In August 2011 the National Defense Intelligence College became the National Intelligence University (NIU). This was more than a name change. The Secretary of Defense and the Director of National Intelligence agreed on a plan to make the NIU the focal point for degreed programs within the Intelligence Community. This represented an important development for the American intelligence vocation.
The youngest of the national security professions, intelligence previously lacked the educational focal point provided for the Diplomatic Service through the Foreign Service Institute and for the Defense Department through the Service and National War Colleges. All intelligence professionals, active and retired, should welcome this IC milestone. The NIU is a teaching university, serving (as it long has) both uniformed and civilian personnel. In addition, its research capability is expanding. As a national university, the NIU provides a strong academic link between the IC and the larger higher education system.
At the same time, however, the NIU operates within certain constraints. First, appropriated funding limits its ability to function as a true university. Whether this involves supporting student and faculty travel or even the provision of refreshments for visiting speakers or families attending commencements and other events, these limits are real. Moreover, the university has had a limited ability to maintain contact with its graduates, an important source of financial and other support for other schools.
To address these limitations and with support from the NIU leadership, the National Intelligence University Foundation and Alumni Association was established as a separate non-profit 501(c) (3) organization. Our goal is to support university activities that cannot use appropriated funds and to build and support an alumni network of graduates (including graduates under the NIU’s previous names: National Defense Intelligence College (2006-2011), Joint Military Intelligence College (1993-2006), Defense Intelligence College (1983-1993), and Defense Intelligence School (1962-1983)).

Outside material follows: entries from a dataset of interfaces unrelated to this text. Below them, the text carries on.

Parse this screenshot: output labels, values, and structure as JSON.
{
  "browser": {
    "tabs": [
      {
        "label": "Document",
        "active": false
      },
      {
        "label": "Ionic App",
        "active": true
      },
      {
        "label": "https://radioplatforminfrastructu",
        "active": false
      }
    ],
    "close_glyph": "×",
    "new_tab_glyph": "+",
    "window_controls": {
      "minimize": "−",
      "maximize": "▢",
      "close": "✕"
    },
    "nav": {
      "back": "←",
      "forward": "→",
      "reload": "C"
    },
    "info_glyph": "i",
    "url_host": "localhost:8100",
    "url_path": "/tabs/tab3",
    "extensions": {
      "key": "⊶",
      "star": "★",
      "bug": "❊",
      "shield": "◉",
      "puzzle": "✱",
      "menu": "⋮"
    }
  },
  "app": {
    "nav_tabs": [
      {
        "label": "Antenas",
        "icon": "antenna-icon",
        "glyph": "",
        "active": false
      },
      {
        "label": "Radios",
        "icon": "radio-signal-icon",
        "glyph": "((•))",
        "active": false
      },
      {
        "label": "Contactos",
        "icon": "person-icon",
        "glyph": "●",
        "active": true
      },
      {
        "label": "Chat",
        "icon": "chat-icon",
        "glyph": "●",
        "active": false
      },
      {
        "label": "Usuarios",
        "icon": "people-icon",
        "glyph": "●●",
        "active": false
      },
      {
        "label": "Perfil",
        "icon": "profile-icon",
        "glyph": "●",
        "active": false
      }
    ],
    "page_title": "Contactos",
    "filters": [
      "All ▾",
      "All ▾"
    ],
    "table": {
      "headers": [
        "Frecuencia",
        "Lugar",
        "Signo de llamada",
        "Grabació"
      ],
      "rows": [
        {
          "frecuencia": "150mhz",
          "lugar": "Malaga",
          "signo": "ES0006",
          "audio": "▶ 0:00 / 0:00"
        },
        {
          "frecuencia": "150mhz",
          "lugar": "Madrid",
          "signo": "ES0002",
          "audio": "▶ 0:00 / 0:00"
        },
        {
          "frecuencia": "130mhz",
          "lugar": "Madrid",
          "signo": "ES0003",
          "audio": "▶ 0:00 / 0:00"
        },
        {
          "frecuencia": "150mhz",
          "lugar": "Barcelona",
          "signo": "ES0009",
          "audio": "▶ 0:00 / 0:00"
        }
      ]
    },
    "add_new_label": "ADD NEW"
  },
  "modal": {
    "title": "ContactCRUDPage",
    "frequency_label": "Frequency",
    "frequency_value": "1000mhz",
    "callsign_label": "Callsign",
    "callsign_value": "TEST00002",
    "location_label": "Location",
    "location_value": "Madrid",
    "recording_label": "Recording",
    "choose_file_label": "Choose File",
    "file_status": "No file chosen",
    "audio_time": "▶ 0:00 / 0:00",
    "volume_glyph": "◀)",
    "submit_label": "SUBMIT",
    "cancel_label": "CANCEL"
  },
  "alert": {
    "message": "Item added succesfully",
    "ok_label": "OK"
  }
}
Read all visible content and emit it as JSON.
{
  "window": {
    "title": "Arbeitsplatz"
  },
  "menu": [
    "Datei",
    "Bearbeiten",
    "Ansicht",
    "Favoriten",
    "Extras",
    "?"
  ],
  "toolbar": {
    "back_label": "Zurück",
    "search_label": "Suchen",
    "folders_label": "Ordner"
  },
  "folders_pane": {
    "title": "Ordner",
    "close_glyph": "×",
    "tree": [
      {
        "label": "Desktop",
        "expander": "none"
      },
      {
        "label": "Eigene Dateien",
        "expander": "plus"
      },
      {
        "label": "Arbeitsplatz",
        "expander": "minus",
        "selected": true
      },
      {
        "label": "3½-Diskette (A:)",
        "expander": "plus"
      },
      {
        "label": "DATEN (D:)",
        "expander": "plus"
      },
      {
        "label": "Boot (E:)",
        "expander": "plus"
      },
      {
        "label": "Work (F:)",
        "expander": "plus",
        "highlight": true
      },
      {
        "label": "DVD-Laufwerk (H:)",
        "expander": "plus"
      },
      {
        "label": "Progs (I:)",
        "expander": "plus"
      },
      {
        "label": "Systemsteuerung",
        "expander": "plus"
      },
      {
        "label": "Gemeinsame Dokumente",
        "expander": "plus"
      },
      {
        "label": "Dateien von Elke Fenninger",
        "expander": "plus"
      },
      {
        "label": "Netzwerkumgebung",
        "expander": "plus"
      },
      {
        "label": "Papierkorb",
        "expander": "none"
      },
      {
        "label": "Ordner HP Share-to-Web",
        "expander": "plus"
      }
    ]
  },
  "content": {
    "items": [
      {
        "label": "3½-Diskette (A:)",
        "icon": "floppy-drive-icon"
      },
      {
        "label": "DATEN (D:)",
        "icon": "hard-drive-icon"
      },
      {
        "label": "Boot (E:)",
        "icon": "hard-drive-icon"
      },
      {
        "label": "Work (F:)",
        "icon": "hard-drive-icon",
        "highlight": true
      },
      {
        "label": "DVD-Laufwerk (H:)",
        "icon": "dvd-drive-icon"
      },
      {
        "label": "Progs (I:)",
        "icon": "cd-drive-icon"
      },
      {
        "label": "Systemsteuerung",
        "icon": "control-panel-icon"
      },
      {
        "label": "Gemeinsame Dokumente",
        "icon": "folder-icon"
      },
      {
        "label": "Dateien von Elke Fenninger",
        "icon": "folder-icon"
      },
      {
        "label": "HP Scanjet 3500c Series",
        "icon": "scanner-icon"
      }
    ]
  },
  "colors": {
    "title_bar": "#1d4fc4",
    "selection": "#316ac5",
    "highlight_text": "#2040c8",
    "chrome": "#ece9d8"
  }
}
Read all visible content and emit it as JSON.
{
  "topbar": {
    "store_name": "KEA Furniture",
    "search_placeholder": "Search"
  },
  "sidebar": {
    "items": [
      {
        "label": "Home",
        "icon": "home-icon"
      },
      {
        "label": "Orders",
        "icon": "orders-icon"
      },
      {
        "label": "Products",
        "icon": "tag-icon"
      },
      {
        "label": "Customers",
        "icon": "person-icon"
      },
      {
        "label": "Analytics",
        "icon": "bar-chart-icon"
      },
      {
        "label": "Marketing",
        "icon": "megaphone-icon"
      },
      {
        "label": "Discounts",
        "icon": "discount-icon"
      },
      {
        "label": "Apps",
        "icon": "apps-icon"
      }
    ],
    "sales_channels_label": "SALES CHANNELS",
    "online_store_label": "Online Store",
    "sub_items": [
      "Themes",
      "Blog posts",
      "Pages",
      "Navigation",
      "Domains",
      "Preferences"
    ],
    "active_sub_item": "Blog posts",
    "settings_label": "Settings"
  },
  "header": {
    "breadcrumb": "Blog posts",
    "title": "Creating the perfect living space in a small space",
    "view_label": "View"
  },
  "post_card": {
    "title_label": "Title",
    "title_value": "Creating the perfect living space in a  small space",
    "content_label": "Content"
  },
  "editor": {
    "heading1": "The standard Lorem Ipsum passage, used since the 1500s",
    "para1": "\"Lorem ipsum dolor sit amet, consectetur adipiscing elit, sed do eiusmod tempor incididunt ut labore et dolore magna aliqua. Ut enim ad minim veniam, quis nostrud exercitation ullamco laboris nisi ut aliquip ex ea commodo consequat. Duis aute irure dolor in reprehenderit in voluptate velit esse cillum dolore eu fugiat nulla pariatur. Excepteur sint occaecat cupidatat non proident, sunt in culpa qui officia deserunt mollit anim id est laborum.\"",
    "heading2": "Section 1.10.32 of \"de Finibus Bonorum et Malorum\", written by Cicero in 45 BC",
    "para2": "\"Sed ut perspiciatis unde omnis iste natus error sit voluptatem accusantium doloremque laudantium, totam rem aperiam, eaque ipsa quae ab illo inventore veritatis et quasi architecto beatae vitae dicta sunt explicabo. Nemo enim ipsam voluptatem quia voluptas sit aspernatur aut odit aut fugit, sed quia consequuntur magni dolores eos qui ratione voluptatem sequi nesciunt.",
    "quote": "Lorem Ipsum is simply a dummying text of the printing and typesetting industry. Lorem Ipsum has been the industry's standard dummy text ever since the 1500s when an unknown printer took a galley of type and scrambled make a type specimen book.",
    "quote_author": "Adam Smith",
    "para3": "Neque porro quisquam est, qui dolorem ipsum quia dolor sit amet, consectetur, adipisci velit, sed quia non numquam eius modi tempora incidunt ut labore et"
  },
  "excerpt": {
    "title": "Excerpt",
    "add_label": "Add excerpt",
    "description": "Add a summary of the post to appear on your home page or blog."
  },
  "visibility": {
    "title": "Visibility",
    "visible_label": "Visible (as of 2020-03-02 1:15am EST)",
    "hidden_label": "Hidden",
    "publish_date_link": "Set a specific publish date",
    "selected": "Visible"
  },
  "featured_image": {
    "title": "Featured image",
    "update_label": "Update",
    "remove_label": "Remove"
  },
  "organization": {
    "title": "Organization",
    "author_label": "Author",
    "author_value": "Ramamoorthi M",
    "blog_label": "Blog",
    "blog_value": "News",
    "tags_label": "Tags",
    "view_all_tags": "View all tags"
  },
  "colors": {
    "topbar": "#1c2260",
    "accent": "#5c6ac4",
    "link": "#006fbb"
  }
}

Whether you are a graduate of the NIU or one of its predecessor schools or just an interested citizen who values the role intelligence plays in the safety of our Nation, I encourage you to consider joining the NIUF and making a financial contribution to the Foundation’s work on behalf of the University. Every dollar you contribute will support the University.